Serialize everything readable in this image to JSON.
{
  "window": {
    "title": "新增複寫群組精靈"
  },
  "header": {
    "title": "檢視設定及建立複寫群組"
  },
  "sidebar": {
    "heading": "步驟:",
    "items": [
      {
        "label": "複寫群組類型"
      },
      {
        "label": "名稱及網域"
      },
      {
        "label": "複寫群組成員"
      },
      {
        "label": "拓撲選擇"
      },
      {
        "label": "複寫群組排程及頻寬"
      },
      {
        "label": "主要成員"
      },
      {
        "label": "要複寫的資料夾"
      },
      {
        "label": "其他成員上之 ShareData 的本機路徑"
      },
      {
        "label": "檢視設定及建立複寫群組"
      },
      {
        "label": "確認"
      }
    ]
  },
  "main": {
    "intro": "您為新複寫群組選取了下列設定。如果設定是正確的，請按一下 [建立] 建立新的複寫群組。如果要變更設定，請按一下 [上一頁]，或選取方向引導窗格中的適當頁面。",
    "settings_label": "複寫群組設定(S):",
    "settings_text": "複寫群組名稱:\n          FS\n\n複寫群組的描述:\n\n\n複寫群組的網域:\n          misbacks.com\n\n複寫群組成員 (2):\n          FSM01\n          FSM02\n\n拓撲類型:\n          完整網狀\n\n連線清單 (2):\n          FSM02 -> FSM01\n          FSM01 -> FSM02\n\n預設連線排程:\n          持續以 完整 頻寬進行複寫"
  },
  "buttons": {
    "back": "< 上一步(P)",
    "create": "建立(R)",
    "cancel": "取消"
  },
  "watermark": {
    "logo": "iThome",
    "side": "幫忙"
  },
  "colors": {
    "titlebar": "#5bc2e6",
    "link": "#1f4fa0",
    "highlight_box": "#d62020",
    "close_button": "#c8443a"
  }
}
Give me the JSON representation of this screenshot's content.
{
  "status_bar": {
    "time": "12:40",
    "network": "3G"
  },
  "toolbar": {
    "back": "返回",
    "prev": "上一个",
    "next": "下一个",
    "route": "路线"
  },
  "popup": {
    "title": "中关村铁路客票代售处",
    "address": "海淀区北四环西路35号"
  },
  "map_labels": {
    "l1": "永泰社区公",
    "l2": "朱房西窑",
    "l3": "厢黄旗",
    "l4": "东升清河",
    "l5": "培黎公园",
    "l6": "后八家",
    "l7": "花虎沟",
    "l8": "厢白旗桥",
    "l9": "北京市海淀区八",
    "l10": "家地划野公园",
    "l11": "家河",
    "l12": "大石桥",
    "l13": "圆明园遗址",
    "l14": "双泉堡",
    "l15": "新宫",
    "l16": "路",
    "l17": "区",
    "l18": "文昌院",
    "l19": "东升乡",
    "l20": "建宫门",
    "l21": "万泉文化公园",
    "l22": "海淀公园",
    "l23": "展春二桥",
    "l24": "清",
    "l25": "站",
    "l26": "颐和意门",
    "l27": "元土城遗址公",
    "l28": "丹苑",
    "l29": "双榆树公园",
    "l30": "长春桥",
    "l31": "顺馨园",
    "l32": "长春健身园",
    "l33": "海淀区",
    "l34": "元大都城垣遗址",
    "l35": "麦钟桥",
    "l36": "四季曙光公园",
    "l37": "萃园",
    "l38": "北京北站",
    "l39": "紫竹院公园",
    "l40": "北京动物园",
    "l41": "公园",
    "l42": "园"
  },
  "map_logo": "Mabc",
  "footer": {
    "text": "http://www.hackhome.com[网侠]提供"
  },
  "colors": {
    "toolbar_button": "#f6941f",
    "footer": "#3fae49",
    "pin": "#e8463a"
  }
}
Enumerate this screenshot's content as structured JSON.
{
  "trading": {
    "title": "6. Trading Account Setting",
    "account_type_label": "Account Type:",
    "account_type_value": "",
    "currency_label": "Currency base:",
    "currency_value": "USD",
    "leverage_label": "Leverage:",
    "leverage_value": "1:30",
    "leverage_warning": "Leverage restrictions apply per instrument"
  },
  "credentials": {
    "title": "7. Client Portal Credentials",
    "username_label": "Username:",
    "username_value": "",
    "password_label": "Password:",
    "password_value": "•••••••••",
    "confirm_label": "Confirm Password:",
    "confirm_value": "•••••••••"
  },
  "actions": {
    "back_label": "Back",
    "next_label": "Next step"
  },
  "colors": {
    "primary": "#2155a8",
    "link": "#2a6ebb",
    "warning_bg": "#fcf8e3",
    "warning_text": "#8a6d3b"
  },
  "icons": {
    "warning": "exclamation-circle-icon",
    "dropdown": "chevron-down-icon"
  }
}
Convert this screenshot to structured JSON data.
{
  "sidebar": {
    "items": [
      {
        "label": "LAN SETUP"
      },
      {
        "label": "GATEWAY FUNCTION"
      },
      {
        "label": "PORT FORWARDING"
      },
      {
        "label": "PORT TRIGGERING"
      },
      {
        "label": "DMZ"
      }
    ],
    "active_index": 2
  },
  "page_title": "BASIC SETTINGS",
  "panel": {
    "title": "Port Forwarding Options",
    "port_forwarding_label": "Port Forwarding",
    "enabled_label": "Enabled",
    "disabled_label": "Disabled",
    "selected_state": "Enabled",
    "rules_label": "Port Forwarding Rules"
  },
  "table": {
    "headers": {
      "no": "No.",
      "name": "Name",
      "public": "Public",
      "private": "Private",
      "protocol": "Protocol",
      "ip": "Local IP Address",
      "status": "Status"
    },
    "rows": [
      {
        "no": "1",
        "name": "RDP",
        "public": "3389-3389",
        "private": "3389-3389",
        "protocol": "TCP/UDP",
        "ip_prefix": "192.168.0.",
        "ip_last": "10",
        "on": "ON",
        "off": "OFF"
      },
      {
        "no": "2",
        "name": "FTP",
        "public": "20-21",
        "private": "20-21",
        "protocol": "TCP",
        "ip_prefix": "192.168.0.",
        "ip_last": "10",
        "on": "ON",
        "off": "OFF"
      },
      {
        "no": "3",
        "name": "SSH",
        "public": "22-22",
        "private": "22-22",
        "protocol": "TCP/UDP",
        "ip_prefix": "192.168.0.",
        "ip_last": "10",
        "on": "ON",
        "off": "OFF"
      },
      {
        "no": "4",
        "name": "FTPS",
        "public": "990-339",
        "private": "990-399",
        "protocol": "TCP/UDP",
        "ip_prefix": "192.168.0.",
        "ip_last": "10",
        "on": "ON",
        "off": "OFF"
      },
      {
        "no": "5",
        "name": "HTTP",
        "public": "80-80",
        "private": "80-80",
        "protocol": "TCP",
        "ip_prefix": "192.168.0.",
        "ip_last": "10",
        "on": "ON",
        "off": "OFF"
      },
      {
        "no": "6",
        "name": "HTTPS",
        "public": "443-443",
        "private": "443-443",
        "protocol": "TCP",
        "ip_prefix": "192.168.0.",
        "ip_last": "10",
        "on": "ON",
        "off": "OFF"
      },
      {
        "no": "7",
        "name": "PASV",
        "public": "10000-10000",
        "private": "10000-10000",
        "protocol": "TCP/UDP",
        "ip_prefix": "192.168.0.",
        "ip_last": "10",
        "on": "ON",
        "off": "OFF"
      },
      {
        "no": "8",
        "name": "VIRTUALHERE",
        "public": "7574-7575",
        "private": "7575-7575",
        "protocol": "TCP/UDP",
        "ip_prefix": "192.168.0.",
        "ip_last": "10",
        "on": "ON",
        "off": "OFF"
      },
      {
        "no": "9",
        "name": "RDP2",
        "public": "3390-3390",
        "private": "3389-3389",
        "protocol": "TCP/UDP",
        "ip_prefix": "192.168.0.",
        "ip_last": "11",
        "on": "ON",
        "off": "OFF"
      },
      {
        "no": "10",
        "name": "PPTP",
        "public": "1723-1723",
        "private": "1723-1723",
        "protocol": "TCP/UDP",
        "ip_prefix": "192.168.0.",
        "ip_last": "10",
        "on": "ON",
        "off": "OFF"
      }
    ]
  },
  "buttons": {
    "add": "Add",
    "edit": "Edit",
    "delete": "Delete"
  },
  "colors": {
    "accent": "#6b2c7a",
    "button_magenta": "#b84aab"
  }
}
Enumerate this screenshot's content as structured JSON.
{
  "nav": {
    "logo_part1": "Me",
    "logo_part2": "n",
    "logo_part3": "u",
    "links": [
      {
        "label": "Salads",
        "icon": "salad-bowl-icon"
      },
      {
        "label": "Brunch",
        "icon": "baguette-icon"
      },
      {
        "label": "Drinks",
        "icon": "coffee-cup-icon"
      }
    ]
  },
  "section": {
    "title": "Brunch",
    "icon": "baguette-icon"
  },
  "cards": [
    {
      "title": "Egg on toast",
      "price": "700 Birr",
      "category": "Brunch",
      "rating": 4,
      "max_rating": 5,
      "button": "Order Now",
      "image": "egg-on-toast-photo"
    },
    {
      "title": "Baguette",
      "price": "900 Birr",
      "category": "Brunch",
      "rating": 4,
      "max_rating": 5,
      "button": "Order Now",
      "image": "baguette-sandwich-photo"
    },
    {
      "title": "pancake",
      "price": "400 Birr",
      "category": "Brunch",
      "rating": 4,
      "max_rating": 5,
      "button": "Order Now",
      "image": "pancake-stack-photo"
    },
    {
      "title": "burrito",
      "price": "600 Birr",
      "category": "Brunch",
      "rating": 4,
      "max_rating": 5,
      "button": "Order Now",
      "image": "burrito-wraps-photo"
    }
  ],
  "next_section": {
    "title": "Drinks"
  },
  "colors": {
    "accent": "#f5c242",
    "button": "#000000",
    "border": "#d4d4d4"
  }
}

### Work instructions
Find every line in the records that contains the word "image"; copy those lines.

### Result of this exercise
Serialize everything readable in this image to JSON.
      "image": "egg-on-toast-photo"
      "image": "baguette-sandwich-photo"
      "image": "pancake-stack-photo"
      "image": "burrito-wraps-photo"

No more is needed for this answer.